Our survey teams usually set sail on the boat right a daybreak, launching into the Missouri River fog, then lower the sonar equipment into the river to measure the depth along our journey. If they get a reading of lower depths, they annotate that in GPS and mark the map, reporting these issues back to Missouri River Area Office and begin the process of engineering to make it better for the industry so boats can get by without grounding.
Although the Missouri River experienced high water for over 29 straight months from 2018 through 2020, including the significant flooding in 2019, river levels have returned to normal for this time of year. But the Missouri River Basin has received very little rain with the subsequent runoff into the streams and rivers that lead to the Missouri River.
“The work these survey teams do is critical in making needed repairs, supporting emergency dredging, and assisting navigation pilots on the river. The Kansas City District is all in to do absolutely everything we can to keep the river navigable. To do this, working with our navigation partners and industry is crucial to everything we do. Their feedback, information, and communication ensure we can work together to solve the challenges on the river,” said Col. Bill Hannan, commander of the Kansas City District.
For navigation purposes, releases from Gavin’s Point dam upriver meet flow targets through Kansas City to maintain the depth of the navigation channel to nine feet deep. Currently, the river is at normal navigation flows, but extreme damage to river training structures from the Missouri River flood of 2019 is not allowing the navigation channel to self-scour to nine feet in many areas. With little additional water entering the system downstream of Kansas City, significant sand builds up and cause shoaling - where the built up sand causes the depth of the water to be less than nine feet.
Basically there is sand suspended in flow, but when the water flow drops rapidly like it did in August, the sand falls out of suspension and the river training structures are damaged so they have not directed the flow into the channel to scour out the sand as designed.
The Kansas City District, Missouri River Area Office has two survey teams who have been working long hours to identify locations and extent of shoaling in order to develop direct solutions in repairing the river training structures to improve the self-scouring function and to employ commercial dredgers to remove the sand shoals out of the river channel.
Increased surveys began in mid-August and are expected to continue through the end of the support to navigation season – 1 December, at the mouth of the river near St. Louis.
The survey crews collect bathymetric surveys to determine the depth of water in the navigation channel. They’re looking at areas of concern reported by the navigation community where depth less than the authorized depth of 9’ in the 300-foot by 9-foot channel has been encountered by commercial shipping.
Normally surveys are done on an as needed basis, or when Areas of Concern (AOCs) are received from the navigation industry. In addition, channel recon inspections are performed a minimum of once per month – 500 miles of channel from Rulo, Neb. to St. Louis. Currently, multiple surveys are being conducted daily of AOCs to provide up-to-date conditions for the navigation channel.
This helps identify where the channel is restricted and assists navigators in transiting around the areas where shoaling is occurring. In addition, when dredging is employed the surveys help identify where to dredge and to check to see if dredging is opening up the channel.

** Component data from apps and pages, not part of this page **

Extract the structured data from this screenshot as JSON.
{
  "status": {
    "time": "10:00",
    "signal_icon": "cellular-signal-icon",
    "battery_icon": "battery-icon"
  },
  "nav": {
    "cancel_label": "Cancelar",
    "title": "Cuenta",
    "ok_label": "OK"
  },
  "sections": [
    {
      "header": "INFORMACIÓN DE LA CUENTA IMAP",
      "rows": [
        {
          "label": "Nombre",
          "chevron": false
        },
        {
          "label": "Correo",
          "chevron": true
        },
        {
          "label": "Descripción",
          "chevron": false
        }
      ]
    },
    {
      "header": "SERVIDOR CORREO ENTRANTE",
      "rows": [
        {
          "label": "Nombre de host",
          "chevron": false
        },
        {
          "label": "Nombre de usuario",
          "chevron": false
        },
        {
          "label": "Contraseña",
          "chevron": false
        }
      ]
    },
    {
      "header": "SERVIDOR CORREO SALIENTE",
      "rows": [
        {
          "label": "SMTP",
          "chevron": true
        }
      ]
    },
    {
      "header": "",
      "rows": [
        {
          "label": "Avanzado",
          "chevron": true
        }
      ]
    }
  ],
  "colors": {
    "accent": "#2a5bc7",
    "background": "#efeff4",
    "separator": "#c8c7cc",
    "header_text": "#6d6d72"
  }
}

This helps avoid accidents: boats can run aground, break apart from towboat, cause damage downstream to private - other commercial vessels, docks - or public infrastructure - bridge or piers.
One member of the survey crew usually one works mainly on land working on levee rehabilitation and also staking out structures for maintenance or new river training structures also known as dikes. The other crew normally is out surveying the channel. That crew also sets temporary benchmarks as reference points for survey activities.
The Kansas City District posts these surveys on the navigation website at: https://www.nwk.usace.army.mil/Missions/Civil-Works/Navigation/ [on the right hand side, scroll down the screen]. The surveys are also emailed out to navigators on a distribution list for the daily boat reports. Each survey is titled as to the portion of the river that was surveyed.
You can also put a shortcut on your phone to a web app at: www.nwk.usace.army.mil/navigation which gives shortcuts to the most-use reports relating to the river and our reservoirs including a link to the most recent surveys. Both Apple and Android have our downloadable app for phones or other mobile devices at the appropriate app store. Search for “USACE Kansas City District”.
“The crews are working hard day in and day out to provide these surveys to the navigation industry to aide in navigation of the restricted areas,” said Mitch Roberts, Operating Project Manager, Missouri River Project.